▶ _BRIEF_
Could you show all lines in the entries below that contain the string "Demo"?
MATERIAL TO PROCESS Start Marker
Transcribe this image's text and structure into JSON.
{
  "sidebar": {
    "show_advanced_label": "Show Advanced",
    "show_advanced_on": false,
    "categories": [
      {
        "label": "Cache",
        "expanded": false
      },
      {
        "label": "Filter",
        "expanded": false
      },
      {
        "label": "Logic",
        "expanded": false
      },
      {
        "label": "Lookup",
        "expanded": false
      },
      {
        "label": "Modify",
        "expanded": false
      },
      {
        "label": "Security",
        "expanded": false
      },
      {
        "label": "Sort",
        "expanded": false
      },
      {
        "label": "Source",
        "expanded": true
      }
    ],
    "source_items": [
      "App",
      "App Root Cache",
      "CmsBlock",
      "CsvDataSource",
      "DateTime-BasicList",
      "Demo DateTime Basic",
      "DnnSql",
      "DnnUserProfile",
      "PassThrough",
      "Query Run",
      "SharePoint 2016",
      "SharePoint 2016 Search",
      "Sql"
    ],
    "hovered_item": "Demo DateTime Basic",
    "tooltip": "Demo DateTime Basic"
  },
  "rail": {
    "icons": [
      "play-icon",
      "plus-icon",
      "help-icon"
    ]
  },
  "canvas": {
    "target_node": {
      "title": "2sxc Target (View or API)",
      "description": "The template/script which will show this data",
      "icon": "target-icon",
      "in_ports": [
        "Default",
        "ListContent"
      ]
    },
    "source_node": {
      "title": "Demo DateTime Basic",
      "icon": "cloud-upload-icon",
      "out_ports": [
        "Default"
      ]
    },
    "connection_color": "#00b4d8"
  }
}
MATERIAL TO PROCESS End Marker
▶ _YOUR SOLUTION_
      "Demo DateTime Basic",
    "hovered_item": "Demo DateTime Basic",
    "tooltip": "Demo DateTime Basic"
      "title": "Demo DateTime Basic",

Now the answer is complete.